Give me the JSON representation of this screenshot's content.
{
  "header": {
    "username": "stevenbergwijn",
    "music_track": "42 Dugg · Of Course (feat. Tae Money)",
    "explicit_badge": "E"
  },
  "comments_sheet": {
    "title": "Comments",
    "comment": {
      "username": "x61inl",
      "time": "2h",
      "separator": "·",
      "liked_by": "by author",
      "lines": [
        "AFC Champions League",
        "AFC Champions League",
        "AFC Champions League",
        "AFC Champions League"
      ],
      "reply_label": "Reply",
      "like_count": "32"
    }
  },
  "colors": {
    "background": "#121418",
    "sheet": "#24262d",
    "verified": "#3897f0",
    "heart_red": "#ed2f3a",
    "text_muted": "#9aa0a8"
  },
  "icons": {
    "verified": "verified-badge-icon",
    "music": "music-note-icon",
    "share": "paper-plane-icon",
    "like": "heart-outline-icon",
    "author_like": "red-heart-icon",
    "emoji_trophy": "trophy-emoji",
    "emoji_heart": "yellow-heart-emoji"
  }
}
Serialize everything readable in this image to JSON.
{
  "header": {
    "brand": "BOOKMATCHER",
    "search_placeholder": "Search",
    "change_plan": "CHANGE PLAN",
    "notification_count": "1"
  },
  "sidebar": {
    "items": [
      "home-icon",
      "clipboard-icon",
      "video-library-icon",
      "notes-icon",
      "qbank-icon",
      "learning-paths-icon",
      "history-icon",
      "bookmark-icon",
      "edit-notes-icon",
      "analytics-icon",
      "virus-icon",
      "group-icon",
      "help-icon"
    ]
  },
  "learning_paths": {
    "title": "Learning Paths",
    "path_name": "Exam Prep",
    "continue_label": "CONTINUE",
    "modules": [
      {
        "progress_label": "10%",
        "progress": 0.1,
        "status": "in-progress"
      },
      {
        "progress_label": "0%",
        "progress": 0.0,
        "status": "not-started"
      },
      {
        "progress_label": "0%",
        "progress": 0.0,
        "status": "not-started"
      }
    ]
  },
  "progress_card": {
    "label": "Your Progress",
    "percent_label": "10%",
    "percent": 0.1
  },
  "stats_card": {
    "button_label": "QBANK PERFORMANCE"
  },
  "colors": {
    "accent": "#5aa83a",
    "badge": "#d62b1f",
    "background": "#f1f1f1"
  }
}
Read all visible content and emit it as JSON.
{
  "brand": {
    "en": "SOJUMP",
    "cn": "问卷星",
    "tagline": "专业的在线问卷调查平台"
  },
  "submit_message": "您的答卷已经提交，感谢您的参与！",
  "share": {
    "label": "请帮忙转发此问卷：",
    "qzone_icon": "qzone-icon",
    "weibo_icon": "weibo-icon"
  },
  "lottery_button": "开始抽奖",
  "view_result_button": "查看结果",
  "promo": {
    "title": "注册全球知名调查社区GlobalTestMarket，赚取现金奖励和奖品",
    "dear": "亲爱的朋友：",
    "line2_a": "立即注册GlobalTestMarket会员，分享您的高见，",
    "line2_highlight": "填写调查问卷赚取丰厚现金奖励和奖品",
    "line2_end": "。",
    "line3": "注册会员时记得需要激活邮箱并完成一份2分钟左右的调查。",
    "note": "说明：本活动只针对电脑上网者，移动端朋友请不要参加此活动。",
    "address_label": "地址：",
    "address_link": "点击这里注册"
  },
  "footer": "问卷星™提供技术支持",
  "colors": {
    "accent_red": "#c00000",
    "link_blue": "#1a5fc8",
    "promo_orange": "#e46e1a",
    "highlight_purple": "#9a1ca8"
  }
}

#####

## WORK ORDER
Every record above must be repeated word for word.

## WRITTEN SOLUTION
Give me the JSON representation of this screenshot's content.
{
  "header": {
    "username": "stevenbergwijn",
    "music_track": "42 Dugg · Of Course (feat. Tae Money)",
    "explicit_badge": "E"
  },
  "comments_sheet": {
    "title": "Comments",
    "comment": {
      "username": "x61inl",
      "time": "2h",
      "separator": "·",
      "liked_by": "by author",
      "lines": [
        "AFC Champions League",
        "AFC Champions League",
        "AFC Champions League",
        "AFC Champions League"
      ],
      "reply_label": "Reply",
      "like_count": "32"
    }
  },
  "colors": {
    "background": "#121418",
    "sheet": "#24262d",
    "verified": "#3897f0",
    "heart_red": "#ed2f3a",
    "text_muted": "#9aa0a8"
  },
  "icons": {
    "verified": "verified-badge-icon",
    "music": "music-note-icon",
    "share": "paper-plane-icon",
    "like": "heart-outline-icon",
    "author_like": "red-heart-icon",
    "emoji_trophy": "trophy-emoji",
    "emoji_heart": "yellow-heart-emoji"
  }
}
Serialize everything readable in this image to JSON.
{
  "header": {
    "brand": "BOOKMATCHER",
    "search_placeholder": "Search",
    "change_plan": "CHANGE PLAN",
    "notification_count": "1"
  },
  "sidebar": {
    "items": [
      "home-icon",
      "clipboard-icon",
      "video-library-icon",
      "notes-icon",
      "qbank-icon",
      "learning-paths-icon",
      "history-icon",
      "bookmark-icon",
      "edit-notes-icon",
      "analytics-icon",
      "virus-icon",
      "group-icon",
      "help-icon"
    ]
  },
  "learning_paths": {
    "title": "Learning Paths",
    "path_name": "Exam Prep",
    "continue_label": "CONTINUE",
    "modules": [
      {
        "progress_label": "10%",
        "progress": 0.1,
        "status": "in-progress"
      },
      {
        "progress_label": "0%",
        "progress": 0.0,
        "status": "not-started"
      },
      {
        "progress_label": "0%",
        "progress": 0.0,
        "status": "not-started"
      }
    ]
  },
  "progress_card": {
    "label": "Your Progress",
    "percent_label": "10%",
    "percent": 0.1
  },
  "stats_card": {
    "button_label": "QBANK PERFORMANCE"
  },
  "colors": {
    "accent": "#5aa83a",
    "badge": "#d62b1f",
    "background": "#f1f1f1"
  }
}
Read all visible content and emit it as JSON.
{
  "brand": {
    "en": "SOJUMP",
    "cn": "问卷星",
    "tagline": "专业的在线问卷调查平台"
  },
  "submit_message": "您的答卷已经提交，感谢您的参与！",
  "share": {
    "label": "请帮忙转发此问卷：",
    "qzone_icon": "qzone-icon",
    "weibo_icon": "weibo-icon"
  },
  "lottery_button": "开始抽奖",
  "view_result_button": "查看结果",
  "promo": {
    "title": "注册全球知名调查社区GlobalTestMarket，赚取现金奖励和奖品",
    "dear": "亲爱的朋友：",
    "line2_a": "立即注册GlobalTestMarket会员，分享您的高见，",
    "line2_highlight": "填写调查问卷赚取丰厚现金奖励和奖品",
    "line2_end": "。",
    "line3": "注册会员时记得需要激活邮箱并完成一份2分钟左右的调查。",
    "note": "说明：本活动只针对电脑上网者，移动端朋友请不要参加此活动。",
    "address_label": "地址：",
    "address_link": "点击这里注册"
  },
  "footer": "问卷星™提供技术支持",
  "colors": {
    "accent_red": "#c00000",
    "link_blue": "#1a5fc8",
    "promo_orange": "#e46e1a",
    "highlight_purple": "#9a1ca8"
  }
}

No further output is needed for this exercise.